Our country fought a long civil war that resulted in the deaths of at least 620,000, and possibly upwards of 750,000 soldiers, depending on whose research you look at. The civil war ended just 103 years before the assassination of King in Memphis. But that was a brutally long 103 years for those that had been enslaved, as well as for the country . The abolishment of the 13th Amendment, and the passage of the 14th Amendment, granting citizenship and rights to those enslaved, was not enacted until 1868. Take a look at the history of the 14th Amendment, and the wording of the amendment (“excluding Indians not taxed” for example) , and the difficulty in getting it passed, and then take in to consideration that many states would not pass laws at the state level giving rights to those that had been enslaved, and when you look at all of that you will be hard pressed to NOT ADMIT we had, and still have a problem with really REALLY believing in equality in the United States. * Mississippi would not pass a state law abolishing the 13th amandment to the Constitution, which abolished slavery, and was ratified in congress in 1865 for 148 years, in 2013, and many say in part because of the movie “Lincoln.” Link to CBS Article about this.Take a look at the wording of the 13th Amendment where is worded to say that if someone is convicted of a crime, it is ok to enslave them. The exact wording is “Neither slavery nor involuntary servitude, except as a punishment for crime whereof the party shall have been duly convicted, shall exist within the United States, or any place subject to their jurisdiction.” Why is it worded like that? What was the reasoning there and what was the outcome after the civil war because of this wording?

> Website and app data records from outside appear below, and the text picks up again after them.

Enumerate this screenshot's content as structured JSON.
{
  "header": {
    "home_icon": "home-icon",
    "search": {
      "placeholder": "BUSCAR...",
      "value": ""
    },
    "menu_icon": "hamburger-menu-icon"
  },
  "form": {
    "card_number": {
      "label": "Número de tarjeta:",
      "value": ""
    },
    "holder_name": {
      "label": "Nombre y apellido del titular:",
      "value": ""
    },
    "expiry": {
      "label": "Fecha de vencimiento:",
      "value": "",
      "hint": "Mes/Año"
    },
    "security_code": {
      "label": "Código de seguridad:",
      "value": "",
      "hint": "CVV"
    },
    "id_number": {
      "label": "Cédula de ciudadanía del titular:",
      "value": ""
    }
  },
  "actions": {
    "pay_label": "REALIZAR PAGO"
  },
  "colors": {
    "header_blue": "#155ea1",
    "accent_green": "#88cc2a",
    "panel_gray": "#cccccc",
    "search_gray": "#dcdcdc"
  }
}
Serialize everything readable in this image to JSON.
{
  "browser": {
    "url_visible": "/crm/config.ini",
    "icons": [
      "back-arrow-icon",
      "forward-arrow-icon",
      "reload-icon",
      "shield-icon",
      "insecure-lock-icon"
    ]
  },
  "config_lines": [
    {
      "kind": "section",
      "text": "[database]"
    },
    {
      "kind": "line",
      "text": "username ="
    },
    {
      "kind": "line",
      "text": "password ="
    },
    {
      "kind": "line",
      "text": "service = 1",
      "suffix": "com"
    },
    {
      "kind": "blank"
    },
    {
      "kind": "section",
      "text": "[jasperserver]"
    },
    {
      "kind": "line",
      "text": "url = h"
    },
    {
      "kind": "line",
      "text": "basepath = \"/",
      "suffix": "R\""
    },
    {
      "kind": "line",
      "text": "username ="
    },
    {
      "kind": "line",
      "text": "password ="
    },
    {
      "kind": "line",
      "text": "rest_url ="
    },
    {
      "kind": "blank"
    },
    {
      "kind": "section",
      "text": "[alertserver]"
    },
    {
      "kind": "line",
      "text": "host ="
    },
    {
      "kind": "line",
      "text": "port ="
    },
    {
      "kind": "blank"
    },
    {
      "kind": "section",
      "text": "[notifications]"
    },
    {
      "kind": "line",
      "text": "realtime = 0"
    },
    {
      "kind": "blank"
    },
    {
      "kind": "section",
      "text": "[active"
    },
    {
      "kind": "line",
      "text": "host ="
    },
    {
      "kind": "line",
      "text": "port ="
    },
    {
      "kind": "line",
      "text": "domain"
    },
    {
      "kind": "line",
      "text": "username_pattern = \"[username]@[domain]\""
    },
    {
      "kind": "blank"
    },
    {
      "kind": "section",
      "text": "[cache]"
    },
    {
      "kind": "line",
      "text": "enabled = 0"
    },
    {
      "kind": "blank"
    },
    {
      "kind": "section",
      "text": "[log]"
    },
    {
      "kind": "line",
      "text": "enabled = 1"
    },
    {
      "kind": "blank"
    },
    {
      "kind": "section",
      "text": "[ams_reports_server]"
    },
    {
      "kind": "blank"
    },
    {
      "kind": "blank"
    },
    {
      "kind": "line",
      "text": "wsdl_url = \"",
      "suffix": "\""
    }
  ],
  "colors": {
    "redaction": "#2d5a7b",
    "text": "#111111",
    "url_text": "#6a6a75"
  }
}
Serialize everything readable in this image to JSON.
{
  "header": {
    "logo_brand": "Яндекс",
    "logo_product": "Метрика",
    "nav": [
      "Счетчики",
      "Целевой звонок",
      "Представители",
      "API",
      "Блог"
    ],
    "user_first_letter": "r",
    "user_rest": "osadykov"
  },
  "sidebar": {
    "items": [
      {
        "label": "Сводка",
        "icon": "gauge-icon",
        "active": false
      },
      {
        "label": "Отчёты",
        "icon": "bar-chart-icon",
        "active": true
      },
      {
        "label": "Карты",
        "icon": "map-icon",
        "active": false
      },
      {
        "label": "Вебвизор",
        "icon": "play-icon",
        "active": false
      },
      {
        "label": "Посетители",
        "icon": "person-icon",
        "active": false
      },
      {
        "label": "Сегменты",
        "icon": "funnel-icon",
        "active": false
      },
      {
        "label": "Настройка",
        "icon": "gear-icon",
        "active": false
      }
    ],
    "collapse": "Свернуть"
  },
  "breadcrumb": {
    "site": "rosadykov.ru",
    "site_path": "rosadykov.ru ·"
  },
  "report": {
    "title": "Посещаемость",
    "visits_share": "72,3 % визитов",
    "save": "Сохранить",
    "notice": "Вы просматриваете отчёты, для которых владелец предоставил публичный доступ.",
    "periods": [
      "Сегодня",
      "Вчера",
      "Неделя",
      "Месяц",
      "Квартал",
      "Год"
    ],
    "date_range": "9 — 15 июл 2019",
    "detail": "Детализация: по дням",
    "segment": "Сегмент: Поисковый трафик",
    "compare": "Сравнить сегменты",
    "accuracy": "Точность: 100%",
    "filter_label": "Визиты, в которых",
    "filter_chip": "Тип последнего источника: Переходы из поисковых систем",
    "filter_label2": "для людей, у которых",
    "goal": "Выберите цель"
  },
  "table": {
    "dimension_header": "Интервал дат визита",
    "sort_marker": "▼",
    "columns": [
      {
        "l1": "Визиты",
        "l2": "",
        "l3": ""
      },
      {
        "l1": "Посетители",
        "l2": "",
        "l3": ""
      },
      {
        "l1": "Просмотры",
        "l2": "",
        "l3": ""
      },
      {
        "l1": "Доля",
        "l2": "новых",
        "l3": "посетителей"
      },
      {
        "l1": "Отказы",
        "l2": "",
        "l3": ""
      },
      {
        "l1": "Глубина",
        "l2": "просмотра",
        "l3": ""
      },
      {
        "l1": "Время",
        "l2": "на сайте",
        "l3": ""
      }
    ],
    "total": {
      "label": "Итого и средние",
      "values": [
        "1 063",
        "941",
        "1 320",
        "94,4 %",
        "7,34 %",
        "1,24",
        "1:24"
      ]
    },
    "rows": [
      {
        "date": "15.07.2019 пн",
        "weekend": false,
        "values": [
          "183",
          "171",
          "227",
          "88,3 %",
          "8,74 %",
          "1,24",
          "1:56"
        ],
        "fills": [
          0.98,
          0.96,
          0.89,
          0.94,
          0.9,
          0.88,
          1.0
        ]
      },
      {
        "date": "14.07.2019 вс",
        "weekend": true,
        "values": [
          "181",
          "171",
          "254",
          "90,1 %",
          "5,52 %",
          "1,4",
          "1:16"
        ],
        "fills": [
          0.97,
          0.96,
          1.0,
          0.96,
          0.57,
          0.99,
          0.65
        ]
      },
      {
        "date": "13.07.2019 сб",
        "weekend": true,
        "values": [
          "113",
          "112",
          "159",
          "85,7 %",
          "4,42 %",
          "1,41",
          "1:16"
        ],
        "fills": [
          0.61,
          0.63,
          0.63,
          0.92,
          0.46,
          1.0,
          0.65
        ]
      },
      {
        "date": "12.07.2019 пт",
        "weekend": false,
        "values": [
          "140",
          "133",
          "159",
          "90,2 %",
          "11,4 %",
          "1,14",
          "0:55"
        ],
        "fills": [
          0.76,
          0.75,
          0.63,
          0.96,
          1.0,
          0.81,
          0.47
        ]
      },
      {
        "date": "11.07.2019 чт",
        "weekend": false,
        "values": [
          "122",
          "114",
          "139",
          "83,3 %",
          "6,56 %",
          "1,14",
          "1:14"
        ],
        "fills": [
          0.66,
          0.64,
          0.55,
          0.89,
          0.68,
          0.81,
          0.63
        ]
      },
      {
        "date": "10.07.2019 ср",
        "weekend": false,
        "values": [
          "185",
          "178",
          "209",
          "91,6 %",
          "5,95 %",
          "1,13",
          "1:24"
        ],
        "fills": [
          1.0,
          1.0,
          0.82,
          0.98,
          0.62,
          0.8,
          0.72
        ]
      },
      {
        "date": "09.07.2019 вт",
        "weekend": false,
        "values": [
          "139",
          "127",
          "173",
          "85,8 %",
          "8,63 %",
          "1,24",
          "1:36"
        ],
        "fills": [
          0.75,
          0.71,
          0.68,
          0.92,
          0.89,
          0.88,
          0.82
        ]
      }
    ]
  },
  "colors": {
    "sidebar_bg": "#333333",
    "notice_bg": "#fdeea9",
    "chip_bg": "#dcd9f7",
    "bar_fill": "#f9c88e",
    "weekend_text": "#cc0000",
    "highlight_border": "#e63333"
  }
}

What was done to help assimilate EVERYONE in to active articiaption in our democracy, after the civil war? How did the assassination of Abraham Lincoln factor in to that lack of assimilation of former slaves?
The ability to fullly vote without hindrances would be a key way to help former slaves gain a foothold of power in our country, but the US Voting rights act took another 100 years AFTER the end of the civil war to get passed. And even after passage those rights were not a reality. In his article, Allen Guetzo ( referenced below ) says “ If the Confederates wanted amnesty, Lincoln, as he wrote in January 1864, could not “avoid exacting in return universal suffrage, or, at least, suffrage on the basis of intelligence and military service.” Even if the Confederates balked at trading amnesty for voting rights, there was still no practical alternative to black voting rights, since only the voting power of the newly freed slaves could offset the political dominance of unbowed whites in the South.”
What is it that moves us away from that childhood view of each other, just seeing each other as people when we are young, and in to adulthood where we have a problem with color? Is racism in the US by design, and if, why? What will it take to change this?
*Check out this article Allen Guetzo , the Henry R. Luce Professor of the Civil War Era and Director of the Civil War Era Studies at Gettysburg College. His article in the Washington Post covers the history of the CIvil war era after the assassination of Lincoln.